━━ Source data
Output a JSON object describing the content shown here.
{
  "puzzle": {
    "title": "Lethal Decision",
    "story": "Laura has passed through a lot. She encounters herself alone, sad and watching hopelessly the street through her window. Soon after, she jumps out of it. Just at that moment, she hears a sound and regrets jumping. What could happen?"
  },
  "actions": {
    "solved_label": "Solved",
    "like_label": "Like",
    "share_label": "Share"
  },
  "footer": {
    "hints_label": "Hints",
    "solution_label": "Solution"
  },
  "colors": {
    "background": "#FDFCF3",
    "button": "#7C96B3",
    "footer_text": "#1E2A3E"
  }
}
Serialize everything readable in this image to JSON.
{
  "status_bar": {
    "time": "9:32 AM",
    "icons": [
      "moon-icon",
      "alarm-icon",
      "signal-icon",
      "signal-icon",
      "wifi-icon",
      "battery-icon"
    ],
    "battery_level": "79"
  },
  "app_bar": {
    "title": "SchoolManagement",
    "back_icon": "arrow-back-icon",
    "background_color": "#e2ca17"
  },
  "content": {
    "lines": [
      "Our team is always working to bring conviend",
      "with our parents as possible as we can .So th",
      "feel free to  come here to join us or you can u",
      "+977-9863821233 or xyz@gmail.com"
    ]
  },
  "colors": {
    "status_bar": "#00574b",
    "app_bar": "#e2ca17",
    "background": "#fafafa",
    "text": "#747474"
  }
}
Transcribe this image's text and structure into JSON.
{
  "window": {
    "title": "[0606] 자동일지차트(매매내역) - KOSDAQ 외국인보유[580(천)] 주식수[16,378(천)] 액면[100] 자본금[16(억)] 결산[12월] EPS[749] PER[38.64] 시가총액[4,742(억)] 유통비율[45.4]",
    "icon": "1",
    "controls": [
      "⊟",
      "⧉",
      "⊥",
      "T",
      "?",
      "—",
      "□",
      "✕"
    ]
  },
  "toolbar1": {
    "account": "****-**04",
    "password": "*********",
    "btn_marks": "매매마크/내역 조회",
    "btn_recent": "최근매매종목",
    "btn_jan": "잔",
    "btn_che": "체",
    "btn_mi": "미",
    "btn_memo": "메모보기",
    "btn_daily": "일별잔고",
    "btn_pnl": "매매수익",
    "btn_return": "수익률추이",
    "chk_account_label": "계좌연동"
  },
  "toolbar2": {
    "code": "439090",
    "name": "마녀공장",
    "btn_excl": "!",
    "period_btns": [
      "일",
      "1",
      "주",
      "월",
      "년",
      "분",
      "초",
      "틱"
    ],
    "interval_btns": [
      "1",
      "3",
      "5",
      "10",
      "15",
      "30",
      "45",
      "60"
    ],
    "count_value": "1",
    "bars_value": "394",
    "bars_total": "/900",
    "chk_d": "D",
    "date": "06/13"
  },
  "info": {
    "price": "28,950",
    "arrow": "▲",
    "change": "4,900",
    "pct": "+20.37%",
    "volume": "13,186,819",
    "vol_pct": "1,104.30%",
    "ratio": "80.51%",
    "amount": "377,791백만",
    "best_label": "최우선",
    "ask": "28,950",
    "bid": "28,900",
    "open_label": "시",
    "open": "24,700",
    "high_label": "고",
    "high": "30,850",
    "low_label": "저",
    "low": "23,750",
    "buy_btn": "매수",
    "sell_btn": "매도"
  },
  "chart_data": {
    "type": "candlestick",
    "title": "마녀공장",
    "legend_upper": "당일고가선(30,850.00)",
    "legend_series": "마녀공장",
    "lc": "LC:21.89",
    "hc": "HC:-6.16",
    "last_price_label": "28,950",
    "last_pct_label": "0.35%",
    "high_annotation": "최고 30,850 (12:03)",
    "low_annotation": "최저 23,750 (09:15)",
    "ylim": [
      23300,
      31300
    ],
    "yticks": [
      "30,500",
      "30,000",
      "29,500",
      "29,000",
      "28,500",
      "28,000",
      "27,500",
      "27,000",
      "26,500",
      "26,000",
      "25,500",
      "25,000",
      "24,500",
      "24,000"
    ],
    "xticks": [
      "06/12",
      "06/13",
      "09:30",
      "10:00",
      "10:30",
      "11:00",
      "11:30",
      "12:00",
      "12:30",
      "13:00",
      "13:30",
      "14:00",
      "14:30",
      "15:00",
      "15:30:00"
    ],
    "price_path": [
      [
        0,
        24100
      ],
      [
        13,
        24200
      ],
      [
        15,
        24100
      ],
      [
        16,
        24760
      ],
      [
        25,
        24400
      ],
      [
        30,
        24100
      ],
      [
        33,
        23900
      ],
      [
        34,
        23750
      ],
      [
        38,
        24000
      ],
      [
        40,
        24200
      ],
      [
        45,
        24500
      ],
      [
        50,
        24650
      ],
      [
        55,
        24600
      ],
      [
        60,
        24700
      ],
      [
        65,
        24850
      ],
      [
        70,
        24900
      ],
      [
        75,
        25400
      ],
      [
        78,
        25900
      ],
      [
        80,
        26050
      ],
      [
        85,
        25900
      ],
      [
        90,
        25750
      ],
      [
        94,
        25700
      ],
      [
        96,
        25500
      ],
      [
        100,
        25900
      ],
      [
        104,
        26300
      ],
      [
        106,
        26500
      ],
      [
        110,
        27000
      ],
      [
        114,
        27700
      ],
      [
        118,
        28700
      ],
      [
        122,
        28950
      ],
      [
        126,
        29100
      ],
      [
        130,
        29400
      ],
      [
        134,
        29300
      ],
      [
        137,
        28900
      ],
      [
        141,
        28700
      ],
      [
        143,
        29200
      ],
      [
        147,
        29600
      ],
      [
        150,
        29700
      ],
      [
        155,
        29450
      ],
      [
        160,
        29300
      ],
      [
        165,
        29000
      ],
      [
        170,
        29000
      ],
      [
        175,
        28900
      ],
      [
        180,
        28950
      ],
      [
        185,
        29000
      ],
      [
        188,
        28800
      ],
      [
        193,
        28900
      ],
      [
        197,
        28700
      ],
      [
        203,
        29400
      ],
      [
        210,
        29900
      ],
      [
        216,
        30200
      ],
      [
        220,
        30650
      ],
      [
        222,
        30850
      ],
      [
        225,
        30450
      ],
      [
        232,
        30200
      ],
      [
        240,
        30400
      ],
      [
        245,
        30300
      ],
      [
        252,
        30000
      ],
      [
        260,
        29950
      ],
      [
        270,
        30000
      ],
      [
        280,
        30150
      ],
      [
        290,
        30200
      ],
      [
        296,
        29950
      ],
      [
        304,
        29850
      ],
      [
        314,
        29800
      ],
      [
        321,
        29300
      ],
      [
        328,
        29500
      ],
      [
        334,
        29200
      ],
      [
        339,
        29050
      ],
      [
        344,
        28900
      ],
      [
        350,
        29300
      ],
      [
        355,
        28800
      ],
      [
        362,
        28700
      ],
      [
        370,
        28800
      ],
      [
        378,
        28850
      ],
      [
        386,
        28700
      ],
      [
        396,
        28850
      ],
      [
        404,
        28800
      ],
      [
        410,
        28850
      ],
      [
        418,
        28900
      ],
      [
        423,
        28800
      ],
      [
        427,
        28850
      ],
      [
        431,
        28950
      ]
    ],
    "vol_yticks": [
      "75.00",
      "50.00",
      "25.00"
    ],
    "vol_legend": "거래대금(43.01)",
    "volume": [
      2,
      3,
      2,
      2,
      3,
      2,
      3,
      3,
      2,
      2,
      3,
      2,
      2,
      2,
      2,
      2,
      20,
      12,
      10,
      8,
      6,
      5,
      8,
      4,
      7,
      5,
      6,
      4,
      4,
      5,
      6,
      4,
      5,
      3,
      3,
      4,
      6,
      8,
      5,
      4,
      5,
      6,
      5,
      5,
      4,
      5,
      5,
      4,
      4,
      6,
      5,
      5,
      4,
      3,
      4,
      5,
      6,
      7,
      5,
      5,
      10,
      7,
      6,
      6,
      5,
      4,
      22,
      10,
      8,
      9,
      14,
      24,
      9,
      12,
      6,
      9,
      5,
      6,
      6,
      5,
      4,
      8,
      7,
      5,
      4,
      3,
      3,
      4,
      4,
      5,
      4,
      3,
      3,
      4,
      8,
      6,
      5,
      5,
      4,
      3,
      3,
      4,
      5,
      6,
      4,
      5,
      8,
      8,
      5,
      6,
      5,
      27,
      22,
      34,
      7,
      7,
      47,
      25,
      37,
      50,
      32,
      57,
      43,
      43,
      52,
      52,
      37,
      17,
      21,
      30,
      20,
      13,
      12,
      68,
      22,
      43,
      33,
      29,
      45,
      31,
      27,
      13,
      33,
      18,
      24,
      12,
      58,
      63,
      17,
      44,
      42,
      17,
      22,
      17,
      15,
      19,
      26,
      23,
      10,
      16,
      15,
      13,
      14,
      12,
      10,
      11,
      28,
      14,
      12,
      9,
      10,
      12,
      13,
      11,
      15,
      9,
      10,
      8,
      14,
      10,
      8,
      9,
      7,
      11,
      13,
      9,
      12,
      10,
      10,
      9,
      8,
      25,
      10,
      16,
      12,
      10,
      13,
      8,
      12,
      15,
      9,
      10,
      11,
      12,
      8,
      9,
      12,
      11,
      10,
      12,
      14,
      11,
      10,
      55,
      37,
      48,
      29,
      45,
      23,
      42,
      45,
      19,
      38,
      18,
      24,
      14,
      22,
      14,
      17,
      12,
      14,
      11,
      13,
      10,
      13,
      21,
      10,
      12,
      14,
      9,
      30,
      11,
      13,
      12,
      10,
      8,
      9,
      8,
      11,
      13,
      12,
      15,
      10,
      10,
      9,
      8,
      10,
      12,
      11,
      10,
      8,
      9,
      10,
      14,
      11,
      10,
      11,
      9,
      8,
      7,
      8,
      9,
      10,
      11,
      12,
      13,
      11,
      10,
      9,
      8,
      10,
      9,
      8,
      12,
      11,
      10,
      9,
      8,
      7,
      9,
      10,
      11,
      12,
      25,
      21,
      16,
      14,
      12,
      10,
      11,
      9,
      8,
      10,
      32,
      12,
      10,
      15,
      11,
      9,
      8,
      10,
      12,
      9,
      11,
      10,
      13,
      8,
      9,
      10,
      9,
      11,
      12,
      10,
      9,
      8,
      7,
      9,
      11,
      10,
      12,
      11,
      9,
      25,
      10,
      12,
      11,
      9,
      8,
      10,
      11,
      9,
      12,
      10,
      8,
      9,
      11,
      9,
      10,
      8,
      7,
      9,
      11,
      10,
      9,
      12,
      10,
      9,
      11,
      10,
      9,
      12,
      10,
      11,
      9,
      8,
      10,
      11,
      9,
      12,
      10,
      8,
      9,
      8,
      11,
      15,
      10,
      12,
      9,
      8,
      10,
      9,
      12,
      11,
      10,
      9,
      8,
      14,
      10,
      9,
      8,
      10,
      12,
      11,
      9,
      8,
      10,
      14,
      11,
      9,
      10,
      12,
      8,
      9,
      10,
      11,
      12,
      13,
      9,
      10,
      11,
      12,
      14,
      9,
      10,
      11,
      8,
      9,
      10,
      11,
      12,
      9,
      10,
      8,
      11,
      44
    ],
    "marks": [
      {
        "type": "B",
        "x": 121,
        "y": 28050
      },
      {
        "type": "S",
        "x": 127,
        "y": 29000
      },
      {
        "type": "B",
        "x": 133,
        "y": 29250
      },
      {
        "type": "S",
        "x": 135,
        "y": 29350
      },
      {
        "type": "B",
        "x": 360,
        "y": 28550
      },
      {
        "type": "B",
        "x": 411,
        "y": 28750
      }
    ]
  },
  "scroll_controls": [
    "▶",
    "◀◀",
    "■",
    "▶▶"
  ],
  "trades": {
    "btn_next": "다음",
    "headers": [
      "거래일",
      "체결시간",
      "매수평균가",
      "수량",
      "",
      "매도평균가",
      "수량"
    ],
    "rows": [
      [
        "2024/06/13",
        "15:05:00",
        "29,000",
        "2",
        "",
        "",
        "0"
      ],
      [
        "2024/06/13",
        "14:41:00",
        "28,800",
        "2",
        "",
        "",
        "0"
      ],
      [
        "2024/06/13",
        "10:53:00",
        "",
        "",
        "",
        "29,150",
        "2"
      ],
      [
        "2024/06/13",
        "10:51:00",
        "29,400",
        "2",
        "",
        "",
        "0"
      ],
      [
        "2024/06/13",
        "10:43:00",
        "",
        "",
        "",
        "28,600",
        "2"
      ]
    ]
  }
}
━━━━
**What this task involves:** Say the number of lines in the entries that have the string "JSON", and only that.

**Task response:** 3